Further, major funding for the commission was derived by companies owned by commission members or having direct ties to those members, adding another layer of economic involvement to the picture.

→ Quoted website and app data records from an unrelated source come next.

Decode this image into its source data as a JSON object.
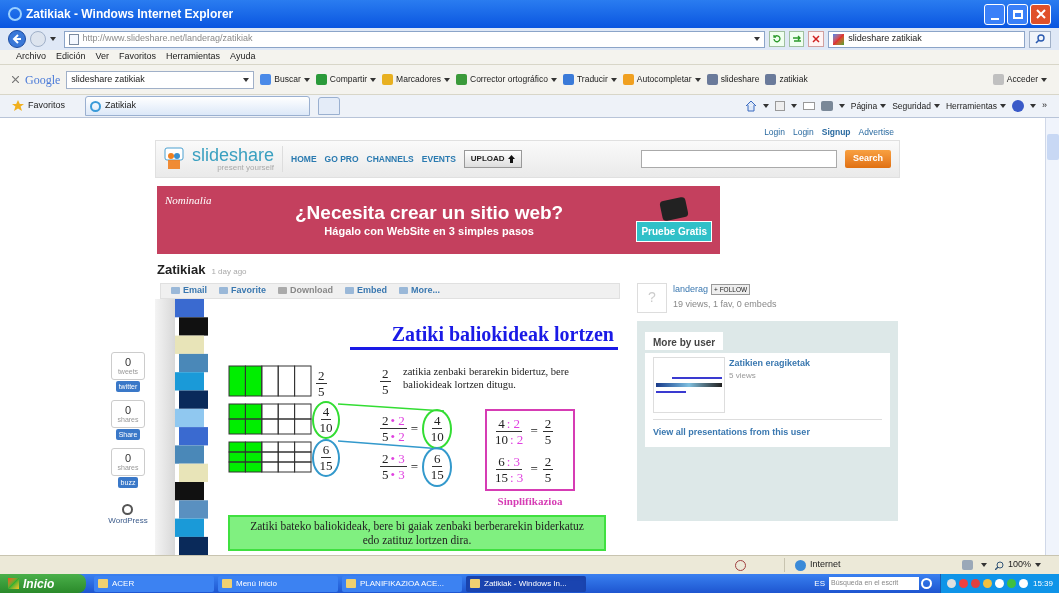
{
  "window": {
    "title": "Zatikiak - Windows Internet Explorer"
  },
  "address_bar": {
    "url": "http://www.slideshare.net/landerag/zatikiak",
    "search": "slideshare zatikiak"
  },
  "menu": [
    "Archivo",
    "Edición",
    "Ver",
    "Favoritos",
    "Herramientas",
    "Ayuda"
  ],
  "google_toolbar": {
    "logo": "Google",
    "query": "slideshare zatikiak",
    "items": [
      {
        "label": "Buscar",
        "menu": true
      },
      {
        "label": "Compartir",
        "menu": true
      },
      {
        "label": "Marcadores",
        "menu": true
      },
      {
        "label": "Corrector ortográfico",
        "menu": true
      },
      {
        "label": "Traducir",
        "menu": true
      },
      {
        "label": "Autocompletar",
        "menu": true
      },
      {
        "label": "slideshare",
        "menu": false
      },
      {
        "label": "zatikiak",
        "menu": false
      },
      {
        "label": "Acceder",
        "menu": true
      }
    ]
  },
  "favorites_bar": {
    "favorites": "Favoritos",
    "tabs": [
      {
        "label": "Zatikiak",
        "selected": true
      }
    ],
    "commands": [
      "Página",
      "Seguridad",
      "Herramientas"
    ],
    "overflow": "»"
  },
  "page": {
    "top_links": [
      {
        "label": "Login",
        "bold": false
      },
      {
        "label": "Login",
        "bold": false
      },
      {
        "label": "Signup",
        "bold": true
      },
      {
        "label": "Advertise",
        "bold": false
      }
    ],
    "logo": "slideshare",
    "tagline": "present yourself",
    "nav": [
      "HOME",
      "GO PRO",
      "CHANNELS",
      "EVENTS"
    ],
    "upload": "UPLOAD",
    "search_button": "Search",
    "ad": {
      "brand": "Nominalia",
      "headline": "¿Necesita crear un sitio web?",
      "subline": "Hágalo con WebSite en 3 simples pasos",
      "cta": "Pruebe Gratis"
    },
    "title": "Zatikiak",
    "age": "1 day ago",
    "actions": [
      {
        "label": "Email",
        "disabled": false
      },
      {
        "label": "Favorite",
        "disabled": false
      },
      {
        "label": "Download",
        "disabled": true
      },
      {
        "label": "Embed",
        "disabled": false
      },
      {
        "label": "More...",
        "disabled": false
      }
    ],
    "social": [
      {
        "count": "0",
        "label": "tweets",
        "button": "twitter"
      },
      {
        "count": "0",
        "label": "shares",
        "button": "Share"
      },
      {
        "count": "0",
        "label": "shares",
        "button": "buzz"
      }
    ],
    "wordpress": "WordPress",
    "slide": {
      "title": "Zatiki baliokideak lortzen",
      "equals": "=",
      "bars": [
        {
          "level": 0.4,
          "num": "2",
          "den": "5"
        },
        {
          "level": 0.4,
          "num": "4",
          "den": "10",
          "color": "#33dd33"
        },
        {
          "level": 0.4,
          "num": "6",
          "den": "15",
          "color": "#3399cc"
        }
      ],
      "intro": {
        "num": "2",
        "den": "5",
        "text": "zatikia zenbaki berarekin bidertuz, bere baliokideak lortzen ditugu."
      },
      "equations": [
        {
          "num": "2",
          "num_op": "• 2",
          "den": "5",
          "den_op": "• 2",
          "rnum": "4",
          "rden": "10",
          "color": "#33dd33"
        },
        {
          "num": "2",
          "num_op": "• 3",
          "den": "5",
          "den_op": "• 3",
          "rnum": "6",
          "rden": "15",
          "color": "#3399cc"
        }
      ],
      "simplification": [
        {
          "num": "4",
          "num_op": ": 2",
          "den": "10",
          "den_op": ": 2",
          "rnum": "2",
          "rden": "5"
        },
        {
          "num": "6",
          "num_op": ": 3",
          "den": "15",
          "den_op": ": 3",
          "rnum": "2",
          "rden": "5"
        }
      ],
      "simplification_label": "Sinplifikazioa",
      "note": "Zatiki bateko baliokideak, bere bi gaiak zenbaki berberarekin biderkatuz edo zatituz lortzen dira."
    },
    "user": {
      "avatar": "?",
      "name": "landerag",
      "follow": "+ FOLLOW",
      "stats": "19 views, 1 fav, 0 embeds"
    },
    "more_by_user": {
      "title": "More by user",
      "items": [
        {
          "title": "Zatikien eragiketak",
          "views": "5 views"
        }
      ],
      "link": "View all presentations from this user"
    }
  },
  "status_bar": {
    "zone": "Internet",
    "zoom": "100%"
  },
  "taskbar": {
    "start": "Inicio",
    "tasks": [
      {
        "label": "ACER",
        "selected": false
      },
      {
        "label": "Menú Inicio",
        "selected": false
      },
      {
        "label": "PLANIFIKAZIOA ACE...",
        "selected": false
      },
      {
        "label": "Zatikiak - Windows In...",
        "selected": true
      }
    ],
    "language": "ES",
    "search_placeholder": "Búsqueda en el escrit",
    "clock": "15:39"
  }
}
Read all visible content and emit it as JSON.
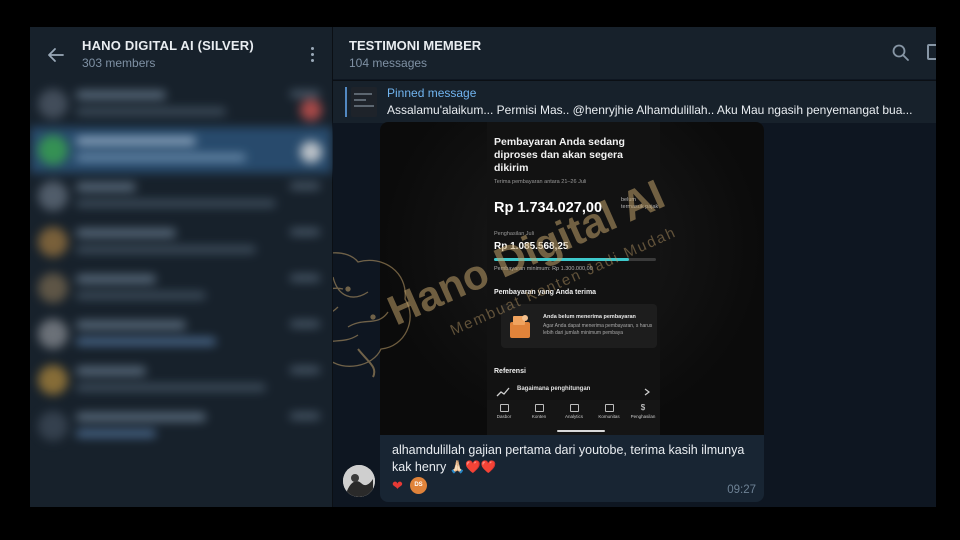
{
  "left_panel": {
    "back_icon": "arrow-left-icon",
    "title": "HANO DIGITAL AI (SILVER)",
    "subtitle": "303 members",
    "menu_icon": "kebab-menu-icon"
  },
  "chat": {
    "title": "TESTIMONI MEMBER",
    "subtitle": "104 messages",
    "search_icon": "search-icon"
  },
  "pinned": {
    "label": "Pinned message",
    "text": "Assalamu'alaikum... Permisi Mas.. @henryjhie  Alhamdulillah.. Aku Mau ngasih penyemangat bua..."
  },
  "screenshot": {
    "title": "Pembayaran Anda sedang diproses dan akan segera dikirim",
    "range": "Terima pembayaran antara 21–26 Juli",
    "amount": "Rp 1.734.027,00",
    "amount_note": "belum termasuk pajak",
    "earn_label": "Penghasilan Juli",
    "earn": "Rp 1.085.568,25",
    "progress_fraction": 0.835,
    "minimum": "Pembayaran minimum: Rp 1.300.000,00",
    "received_heading": "Pembayaran yang Anda terima",
    "card_title": "Anda belum menerima pembayaran",
    "card_body": "Agar Anda dapat menerima pembayaran, s harus lebih dari jumlah minimum pembaya",
    "ref_heading": "Referensi",
    "ref_item": "Bagaimana penghitungan",
    "nav": [
      "Dasbor",
      "Konten",
      "Analytics",
      "Komunitas",
      "Penghasilan"
    ]
  },
  "watermark": {
    "brand": "Hano Digital AI",
    "tagline": "Membuat Konten Jadi Mudah"
  },
  "message": {
    "caption": "alhamdulillah gajian pertama dari youtobe, terima kasih ilmunya kak henry 🙏🏻❤️❤️",
    "reaction_avatar": "DS",
    "time": "09:27"
  },
  "colors": {
    "accent": "#5288c1",
    "pinned_label": "#71b4ef",
    "progress": "#3ec9cc",
    "heart": "#e53935",
    "watermark": "#c0a06a"
  }
}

Many of these companies were able to financially benefit from the findings of the conference and undoubtedly their financial aid had an influence on the outcome.
The Mercy document has been rejected by almost every chiropractic organization on national, state and local levels, including the organizations which initially sponsored it. Organizations and state boards which have rejected or withdrawn endorsement of the Mercy Guidelines document include:
|Alabama State Chiropractic Association|
|Alaska Chiropractic Society|
|Arizona Association of Chiropractic|
|Arizona Chiropractic Council|
|Arkansas State Board of Chiropractic Examiners|
|Association for Chiropractors of Greater Washington (D.C.)|
|California Chiropractic Association|
|Chiropractic Federation of New York|
|Chiropractic Society of Texas|
|Colorado Chiropractic Association|
|Congress of Chiropractic State Associations|
|Connecticut Chiropractic Council|
|Empire State (New York) Chiropractic Association|
|Florida Chiropractic Society|
|Georgia Board of Chiropractic Examiners|
|International Chiropractors Association|
|International Chiropractors Association of Indiana|
|Kansas Chiropractic Association|
|Kentucky Association of Chiropractors|
|Maryland Chiropractic Association|
|Massachusetts Chiropractic Society|
|Michigan Chiropractic Council|
|Minnesota Chiropractic Association|
|Mississippi Associated Chiropractors, Inc.|
|Nevada Chiropractic Association|
|New York Chiropractic Council|
|New Jersey Board of Chiropractic Examiners|
|Oklahoma State Board of Chiropractic Examiners|
|Pennsylvania Academy of Chiropractic Physicians|
|Washington State Chiropractic Association|
|Washington State Chiropractic Disciplinary Board|
In addition, the Mercy document has been ruled inadmissible as evidence for testimony on a soft tissue injury (Reeves vs. Flaherty, et al. Expert testimony by Robert Martines, D.C., Santa Clara Superior Court, March 1999; citation: Case # CV758647 Santa Clara County Eva Sue Reaves VS. David Flaherty)
Finally, a survey conducted by The Chiropractic Journal revealed that chiropractors around the country have overwhelmingly rejected adoption of the Mercy Guidelines.
For these reasons, and others not detailed in this paper, the World Chiropractic Alliance rejects The Guidelines for Chiropractic Quality Assurance and Practice Parameters and calls for its developers to publicly withdraw their support of this document as well.